The full set of records must be returned exactly, character for character.

[App and web page records]
'''

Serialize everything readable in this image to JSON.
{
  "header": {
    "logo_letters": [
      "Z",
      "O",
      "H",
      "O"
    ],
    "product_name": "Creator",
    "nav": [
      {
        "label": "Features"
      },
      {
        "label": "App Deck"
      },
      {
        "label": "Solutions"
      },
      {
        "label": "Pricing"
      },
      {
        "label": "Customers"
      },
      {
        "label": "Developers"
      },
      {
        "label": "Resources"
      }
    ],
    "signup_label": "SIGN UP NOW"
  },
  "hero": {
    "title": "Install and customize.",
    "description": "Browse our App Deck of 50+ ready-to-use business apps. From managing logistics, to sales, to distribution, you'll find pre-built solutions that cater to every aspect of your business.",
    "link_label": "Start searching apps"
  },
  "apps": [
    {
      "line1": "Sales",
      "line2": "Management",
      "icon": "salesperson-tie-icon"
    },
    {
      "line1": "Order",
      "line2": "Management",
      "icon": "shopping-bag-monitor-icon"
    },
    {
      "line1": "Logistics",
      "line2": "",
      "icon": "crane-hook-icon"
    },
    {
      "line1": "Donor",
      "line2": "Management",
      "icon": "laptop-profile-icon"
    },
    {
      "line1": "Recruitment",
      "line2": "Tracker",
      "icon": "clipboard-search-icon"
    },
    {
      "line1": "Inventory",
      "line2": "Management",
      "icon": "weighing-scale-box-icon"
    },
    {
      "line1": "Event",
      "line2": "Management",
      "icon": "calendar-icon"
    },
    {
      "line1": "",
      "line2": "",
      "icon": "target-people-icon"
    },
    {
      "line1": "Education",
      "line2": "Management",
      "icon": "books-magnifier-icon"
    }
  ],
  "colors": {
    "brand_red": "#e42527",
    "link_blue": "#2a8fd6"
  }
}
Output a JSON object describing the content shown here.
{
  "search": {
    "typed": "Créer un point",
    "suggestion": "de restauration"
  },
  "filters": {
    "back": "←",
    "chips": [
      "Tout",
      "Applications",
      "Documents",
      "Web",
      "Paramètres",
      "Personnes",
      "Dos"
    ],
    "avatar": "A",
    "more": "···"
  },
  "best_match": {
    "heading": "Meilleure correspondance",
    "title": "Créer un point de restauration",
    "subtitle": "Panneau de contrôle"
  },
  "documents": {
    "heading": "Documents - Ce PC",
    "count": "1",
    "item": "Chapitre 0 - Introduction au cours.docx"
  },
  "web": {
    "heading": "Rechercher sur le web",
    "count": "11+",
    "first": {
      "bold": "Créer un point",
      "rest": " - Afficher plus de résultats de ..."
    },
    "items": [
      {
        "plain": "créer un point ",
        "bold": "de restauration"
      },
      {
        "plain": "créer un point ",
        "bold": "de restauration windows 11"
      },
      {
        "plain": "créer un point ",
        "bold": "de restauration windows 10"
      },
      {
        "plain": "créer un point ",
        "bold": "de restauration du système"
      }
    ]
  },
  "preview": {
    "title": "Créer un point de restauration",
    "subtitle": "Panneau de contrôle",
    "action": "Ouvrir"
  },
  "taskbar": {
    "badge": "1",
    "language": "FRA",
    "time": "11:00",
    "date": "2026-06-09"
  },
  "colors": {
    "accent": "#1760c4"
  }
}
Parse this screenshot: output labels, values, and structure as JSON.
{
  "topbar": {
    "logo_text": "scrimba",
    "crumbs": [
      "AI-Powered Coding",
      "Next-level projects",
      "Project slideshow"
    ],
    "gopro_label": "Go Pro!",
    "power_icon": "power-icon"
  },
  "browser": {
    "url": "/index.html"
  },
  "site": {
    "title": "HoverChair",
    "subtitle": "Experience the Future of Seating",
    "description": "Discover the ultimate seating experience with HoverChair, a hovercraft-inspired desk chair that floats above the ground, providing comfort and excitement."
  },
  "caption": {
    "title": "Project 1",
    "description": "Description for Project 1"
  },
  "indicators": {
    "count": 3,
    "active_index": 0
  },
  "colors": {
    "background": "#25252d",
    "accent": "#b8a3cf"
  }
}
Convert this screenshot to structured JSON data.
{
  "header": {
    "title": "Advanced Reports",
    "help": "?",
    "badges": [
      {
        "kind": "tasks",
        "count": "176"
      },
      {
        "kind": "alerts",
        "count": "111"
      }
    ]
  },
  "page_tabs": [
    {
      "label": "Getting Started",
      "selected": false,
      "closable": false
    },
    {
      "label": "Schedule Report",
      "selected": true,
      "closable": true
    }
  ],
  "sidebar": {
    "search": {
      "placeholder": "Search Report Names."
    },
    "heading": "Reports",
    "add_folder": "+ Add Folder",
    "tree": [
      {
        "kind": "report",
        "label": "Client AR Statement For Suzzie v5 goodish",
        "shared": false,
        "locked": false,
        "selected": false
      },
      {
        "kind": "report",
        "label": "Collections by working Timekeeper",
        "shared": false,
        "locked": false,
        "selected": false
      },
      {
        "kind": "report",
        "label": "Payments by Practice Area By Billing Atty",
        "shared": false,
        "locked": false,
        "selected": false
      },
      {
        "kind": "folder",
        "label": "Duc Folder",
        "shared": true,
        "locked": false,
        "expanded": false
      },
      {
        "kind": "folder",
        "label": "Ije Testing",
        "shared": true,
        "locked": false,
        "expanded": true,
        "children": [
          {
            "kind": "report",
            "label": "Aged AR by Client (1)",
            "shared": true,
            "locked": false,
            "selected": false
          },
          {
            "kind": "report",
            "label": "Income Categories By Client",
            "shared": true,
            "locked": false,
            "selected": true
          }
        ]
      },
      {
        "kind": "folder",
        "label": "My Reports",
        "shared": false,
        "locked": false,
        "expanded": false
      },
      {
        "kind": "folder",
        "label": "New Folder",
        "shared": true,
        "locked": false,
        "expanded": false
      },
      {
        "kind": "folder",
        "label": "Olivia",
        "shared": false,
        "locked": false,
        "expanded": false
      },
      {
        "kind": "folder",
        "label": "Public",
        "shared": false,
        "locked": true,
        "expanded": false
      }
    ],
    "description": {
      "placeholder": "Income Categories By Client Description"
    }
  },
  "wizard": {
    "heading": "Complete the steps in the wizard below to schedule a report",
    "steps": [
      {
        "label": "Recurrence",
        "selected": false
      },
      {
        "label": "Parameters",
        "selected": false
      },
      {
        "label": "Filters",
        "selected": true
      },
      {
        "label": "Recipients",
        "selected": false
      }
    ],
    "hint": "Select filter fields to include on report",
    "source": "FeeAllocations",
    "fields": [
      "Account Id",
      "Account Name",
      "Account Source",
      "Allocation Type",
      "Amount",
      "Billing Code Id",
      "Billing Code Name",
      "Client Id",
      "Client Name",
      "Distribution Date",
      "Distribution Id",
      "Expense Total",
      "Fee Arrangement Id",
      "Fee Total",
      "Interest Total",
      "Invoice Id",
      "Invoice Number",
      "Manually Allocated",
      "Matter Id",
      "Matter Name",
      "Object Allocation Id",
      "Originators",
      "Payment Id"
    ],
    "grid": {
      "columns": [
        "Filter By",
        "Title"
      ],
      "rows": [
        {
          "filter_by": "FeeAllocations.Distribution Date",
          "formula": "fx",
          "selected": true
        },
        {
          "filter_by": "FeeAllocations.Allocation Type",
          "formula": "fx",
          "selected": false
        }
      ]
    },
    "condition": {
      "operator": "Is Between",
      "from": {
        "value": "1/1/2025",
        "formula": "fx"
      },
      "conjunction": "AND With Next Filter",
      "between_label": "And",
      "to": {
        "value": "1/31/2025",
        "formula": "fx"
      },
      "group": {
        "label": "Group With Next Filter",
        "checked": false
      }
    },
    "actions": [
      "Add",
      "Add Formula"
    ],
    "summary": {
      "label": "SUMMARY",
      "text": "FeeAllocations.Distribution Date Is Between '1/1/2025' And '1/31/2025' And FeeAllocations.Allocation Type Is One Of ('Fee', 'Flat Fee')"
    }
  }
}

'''

Output below:
Serialize everything readable in this image to JSON.
{
  "header": {
    "logo_letters": [
      "Z",
      "O",
      "H",
      "O"
    ],
    "product_name": "Creator",
    "nav": [
      {
        "label": "Features"
      },
      {
        "label": "App Deck"
      },
      {
        "label": "Solutions"
      },
      {
        "label": "Pricing"
      },
      {
        "label": "Customers"
      },
      {
        "label": "Developers"
      },
      {
        "label": "Resources"
      }
    ],
    "signup_label": "SIGN UP NOW"
  },
  "hero": {
    "title": "Install and customize.",
    "description": "Browse our App Deck of 50+ ready-to-use business apps. From managing logistics, to sales, to distribution, you'll find pre-built solutions that cater to every aspect of your business.",
    "link_label": "Start searching apps"
  },
  "apps": [
    {
      "line1": "Sales",
      "line2": "Management",
      "icon": "salesperson-tie-icon"
    },
    {
      "line1": "Order",
      "line2": "Management",
      "icon": "shopping-bag-monitor-icon"
    },
    {
      "line1": "Logistics",
      "line2": "",
      "icon": "crane-hook-icon"
    },
    {
      "line1": "Donor",
      "line2": "Management",
      "icon": "laptop-profile-icon"
    },
    {
      "line1": "Recruitment",
      "line2": "Tracker",
      "icon": "clipboard-search-icon"
    },
    {
      "line1": "Inventory",
      "line2": "Management",
      "icon": "weighing-scale-box-icon"
    },
    {
      "line1": "Event",
      "line2": "Management",
      "icon": "calendar-icon"
    },
    {
      "line1": "",
      "line2": "",
      "icon": "target-people-icon"
    },
    {
      "line1": "Education",
      "line2": "Management",
      "icon": "books-magnifier-icon"
    }
  ],
  "colors": {
    "brand_red": "#e42527",
    "link_blue": "#2a8fd6"
  }
}
Output a JSON object describing the content shown here.
{
  "search": {
    "typed": "Créer un point",
    "suggestion": "de restauration"
  },
  "filters": {
    "back": "←",
    "chips": [
      "Tout",
      "Applications",
      "Documents",
      "Web",
      "Paramètres",
      "Personnes",
      "Dos"
    ],
    "avatar": "A",
    "more": "···"
  },
  "best_match": {
    "heading": "Meilleure correspondance",
    "title": "Créer un point de restauration",
    "subtitle": "Panneau de contrôle"
  },
  "documents": {
    "heading": "Documents - Ce PC",
    "count": "1",
    "item": "Chapitre 0 - Introduction au cours.docx"
  },
  "web": {
    "heading": "Rechercher sur le web",
    "count": "11+",
    "first": {
      "bold": "Créer un point",
      "rest": " - Afficher plus de résultats de ..."
    },
    "items": [
      {
        "plain": "créer un point ",
        "bold": "de restauration"
      },
      {
        "plain": "créer un point ",
        "bold": "de restauration windows 11"
      },
      {
        "plain": "créer un point ",
        "bold": "de restauration windows 10"
      },
      {
        "plain": "créer un point ",
        "bold": "de restauration du système"
      }
    ]
  },
  "preview": {
    "title": "Créer un point de restauration",
    "subtitle": "Panneau de contrôle",
    "action": "Ouvrir"
  },
  "taskbar": {
    "badge": "1",
    "language": "FRA",
    "time": "11:00",
    "date": "2026-06-09"
  },
  "colors": {
    "accent": "#1760c4"
  }
}
Parse this screenshot: output labels, values, and structure as JSON.
{
  "topbar": {
    "logo_text": "scrimba",
    "crumbs": [
      "AI-Powered Coding",
      "Next-level projects",
      "Project slideshow"
    ],
    "gopro_label": "Go Pro!",
    "power_icon": "power-icon"
  },
  "browser": {
    "url": "/index.html"
  },
  "site": {
    "title": "HoverChair",
    "subtitle": "Experience the Future of Seating",
    "description": "Discover the ultimate seating experience with HoverChair, a hovercraft-inspired desk chair that floats above the ground, providing comfort and excitement."
  },
  "caption": {
    "title": "Project 1",
    "description": "Description for Project 1"
  },
  "indicators": {
    "count": 3,
    "active_index": 0
  },
  "colors": {
    "background": "#25252d",
    "accent": "#b8a3cf"
  }
}
Convert this screenshot to structured JSON data.
{
  "header": {
    "title": "Advanced Reports",
    "help": "?",
    "badges": [
      {
        "kind": "tasks",
        "count": "176"
      },
      {
        "kind": "alerts",
        "count": "111"
      }
    ]
  },
  "page_tabs": [
    {
      "label": "Getting Started",
      "selected": false,
      "closable": false
    },
    {
      "label": "Schedule Report",
      "selected": true,
      "closable": true
    }
  ],
  "sidebar": {
    "search": {
      "placeholder": "Search Report Names."
    },
    "heading": "Reports",
    "add_folder": "+ Add Folder",
    "tree": [
      {
        "kind": "report",
        "label": "Client AR Statement For Suzzie v5 goodish",
        "shared": false,
        "locked": false,
        "selected": false
      },
      {
        "kind": "report",
        "label": "Collections by working Timekeeper",
        "shared": false,
        "locked": false,
        "selected": false
      },
      {
        "kind": "report",
        "label": "Payments by Practice Area By Billing Atty",
        "shared": false,
        "locked": false,
        "selected": false
      },
      {
        "kind": "folder",
        "label": "Duc Folder",
        "shared": true,
        "locked": false,
        "expanded": false
      },
      {
        "kind": "folder",
        "label": "Ije Testing",
        "shared": true,
        "locked": false,
        "expanded": true,
        "children": [
          {
            "kind": "report",
            "label": "Aged AR by Client (1)",
            "shared": true,
            "locked": false,
            "selected": false
          },
          {
            "kind": "report",
            "label": "Income Categories By Client",
            "shared": true,
            "locked": false,
            "selected": true
          }
        ]
      },
      {
        "kind": "folder",
        "label": "My Reports",
        "shared": false,
        "locked": false,
        "expanded": false
      },
      {
        "kind": "folder",
        "label": "New Folder",
        "shared": true,
        "locked": false,
        "expanded": false
      },
      {
        "kind": "folder",
        "label": "Olivia",
        "shared": false,
        "locked": false,
        "expanded": false
      },
      {
        "kind": "folder",
        "label": "Public",
        "shared": false,
        "locked": true,
        "expanded": false
      }
    ],
    "description": {
      "placeholder": "Income Categories By Client Description"
    }
  },
  "wizard": {
    "heading": "Complete the steps in the wizard below to schedule a report",
    "steps": [
      {
        "label": "Recurrence",
        "selected": false
      },
      {
        "label": "Parameters",
        "selected": false
      },
      {
        "label": "Filters",
        "selected": true
      },
      {
        "label": "Recipients",
        "selected": false
      }
    ],
    "hint": "Select filter fields to include on report",
    "source": "FeeAllocations",
    "fields": [
      "Account Id",
      "Account Name",
      "Account Source",
      "Allocation Type",
      "Amount",
      "Billing Code Id",
      "Billing Code Name",
      "Client Id",
      "Client Name",
      "Distribution Date",
      "Distribution Id",
      "Expense Total",
      "Fee Arrangement Id",
      "Fee Total",
      "Interest Total",
      "Invoice Id",
      "Invoice Number",
      "Manually Allocated",
      "Matter Id",
      "Matter Name",
      "Object Allocation Id",
      "Originators",
      "Payment Id"
    ],
    "grid": {
      "columns": [
        "Filter By",
        "Title"
      ],
      "rows": [
        {
          "filter_by": "FeeAllocations.Distribution Date",
          "formula": "fx",
          "selected": true
        },
        {
          "filter_by": "FeeAllocations.Allocation Type",
          "formula": "fx",
          "selected": false
        }
      ]
    },
    "condition": {
      "operator": "Is Between",
      "from": {
        "value": "1/1/2025",
        "formula": "fx"
      },
      "conjunction": "AND With Next Filter",
      "between_label": "And",
      "to": {
        "value": "1/31/2025",
        "formula": "fx"
      },
      "group": {
        "label": "Group With Next Filter",
        "checked": false
      }
    },
    "actions": [
      "Add",
      "Add Formula"
    ],
    "summary": {
      "label": "SUMMARY",
      "text": "FeeAllocations.Distribution Date Is Between '1/1/2025' And '1/31/2025' And FeeAllocations.Allocation Type Is One Of ('Fee', 'Flat Fee')"
    }
  }
}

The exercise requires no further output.